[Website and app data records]

_ _ _

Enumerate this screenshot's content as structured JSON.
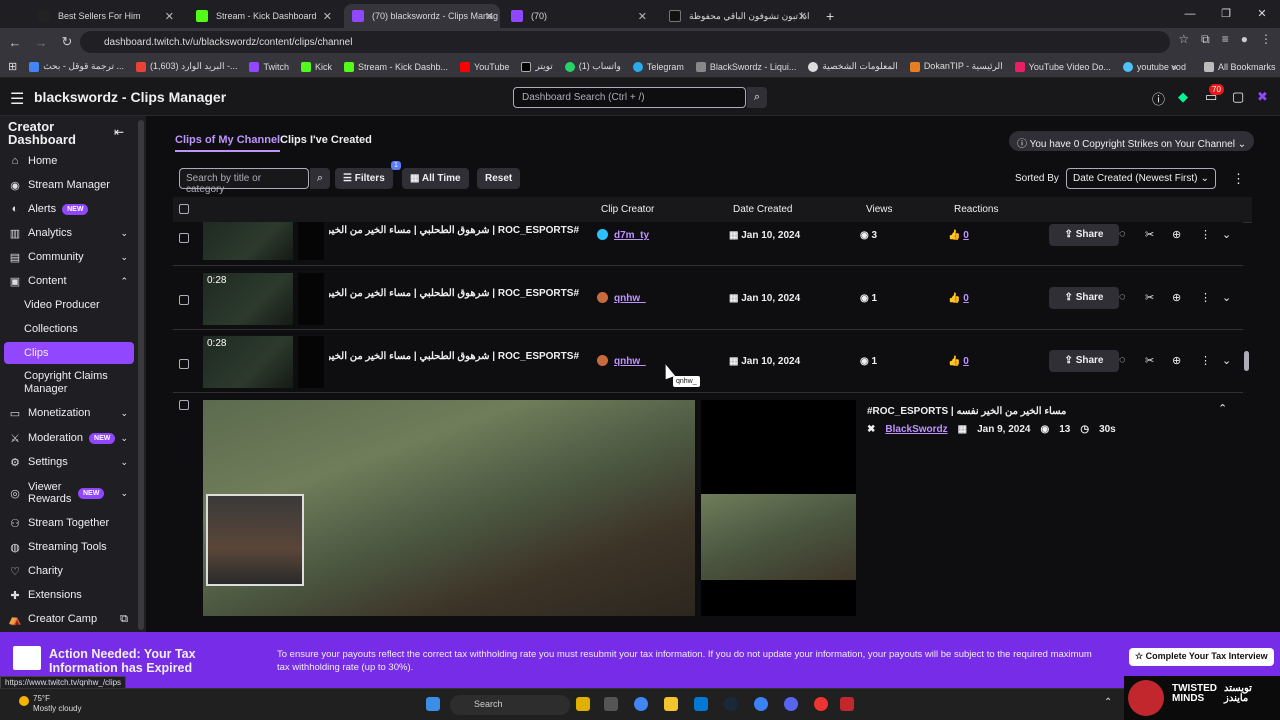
{
  "browser": {
    "tabs": [
      {
        "title": "Best Sellers For Him"
      },
      {
        "title": "Stream - Kick Dashboard"
      },
      {
        "title": "(70) blackswordz - Clips Manag"
      },
      {
        "title": "(70) ‏‏‏‏‏‏‏‏‏‏‏‏‏‏‏‏‏‏‏‏‏‏‏‏‏‏‏‏‏‏‏‏‏‏‏‏‏"
      },
      {
        "title": "اذا تبون تشوفون الباقي محفوظة"
      }
    ],
    "url": "dashboard.twitch.tv/u/blackswordz/content/clips/channel",
    "bookmarks": [
      "ترجمة قوقل - بحث ...",
      "(1,603) البريد الوارد -...",
      "Twitch",
      "Kick",
      "Stream - Kick Dashb...",
      "YouTube",
      "تويتر",
      "واتساب (1)",
      "Telegram",
      "BlackSwordz - Liqui...",
      "المعلومات الشخصية",
      "DokanTIP - الرئيسية",
      "YouTube Video Do...",
      "youtube vod"
    ],
    "all_bookmarks": "All Bookmarks"
  },
  "header": {
    "title": "blackswordz - Clips Manager",
    "search_placeholder": "Dashboard Search (Ctrl + /)",
    "notif_count": "70"
  },
  "sidebar": {
    "heading": "Creator Dashboard",
    "items": [
      {
        "label": "Home"
      },
      {
        "label": "Stream Manager"
      },
      {
        "label": "Alerts",
        "badge": "NEW"
      },
      {
        "label": "Analytics"
      },
      {
        "label": "Community"
      },
      {
        "label": "Content"
      },
      {
        "label": "Video Producer"
      },
      {
        "label": "Collections"
      },
      {
        "label": "Clips"
      },
      {
        "label": "Copyright Claims Manager"
      },
      {
        "label": "Monetization"
      },
      {
        "label": "Moderation",
        "badge": "NEW"
      },
      {
        "label": "Settings"
      },
      {
        "label": "Viewer Rewards",
        "badge": "NEW"
      },
      {
        "label": "Stream Together"
      },
      {
        "label": "Streaming Tools"
      },
      {
        "label": "Charity"
      },
      {
        "label": "Extensions"
      },
      {
        "label": "Creator Camp"
      }
    ]
  },
  "main": {
    "tab_my": "Clips of My Channel",
    "tab_created": "Clips I've Created",
    "strikes": "You have 0 Copyright Strikes on Your Channel",
    "filter_placeholder": "Search by title or category",
    "filters_label": "Filters",
    "filters_count": "1",
    "time_label": "All Time",
    "reset_label": "Reset",
    "sorted_by": "Sorted By",
    "sort_value": "Date Created (Newest First)",
    "columns": {
      "creator": "Clip Creator",
      "date": "Date Created",
      "views": "Views",
      "reactions": "Reactions"
    },
    "rows": [
      {
        "duration": "",
        "title": "#ROC_ESPORTS | شرهوق الطحلبي | مساء الخير من الخير نفسه",
        "creator": "d7m_ty",
        "date": "Jan 10, 2024",
        "views": "3",
        "reactions": "0",
        "share": "Share"
      },
      {
        "duration": "0:28",
        "title": "#ROC_ESPORTS | شرهوق الطحلبي | مساء الخير من الخير نفسه",
        "creator": "qnhw_",
        "date": "Jan 10, 2024",
        "views": "1",
        "reactions": "0",
        "share": "Share"
      },
      {
        "duration": "0:28",
        "title": "#ROC_ESPORTS | شرهوق الطحلبي | مساء الخير من الخير نفسه",
        "creator": "qnhw_",
        "date": "Jan 10, 2024",
        "views": "1",
        "reactions": "0",
        "share": "Share"
      }
    ],
    "tooltip": "qnhw_",
    "expanded": {
      "title": "#ROC_ESPORTS | مساء الخير من الخير نفسه",
      "creator": "BlackSwordz",
      "date": "Jan 9, 2024",
      "views": "13",
      "duration": "30s"
    }
  },
  "banner": {
    "title": "Action Needed: Your Tax Information has Expired",
    "body": "To ensure your payouts reflect the correct tax withholding rate you must resubmit your tax information. If you do not update your information, your payouts will be subject to the required maximum tax withholding rate (up to 30%).",
    "button": "Complete Your Tax Interview"
  },
  "status_url": "https://www.twitch.tv/qnhw_/clips",
  "taskbar": {
    "temp": "75°F",
    "weather": "Mostly cloudy",
    "search": "Search"
  },
  "brand": {
    "line1": "TWISTED",
    "line2": "MINDS",
    "ar1": "تويستد",
    "ar2": "مايندز"
  }
}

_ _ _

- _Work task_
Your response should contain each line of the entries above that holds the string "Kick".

- _Problem solution_
        "title": "Stream - Kick Dashboard"
      "Kick",
      "Stream - Kick Dashb...",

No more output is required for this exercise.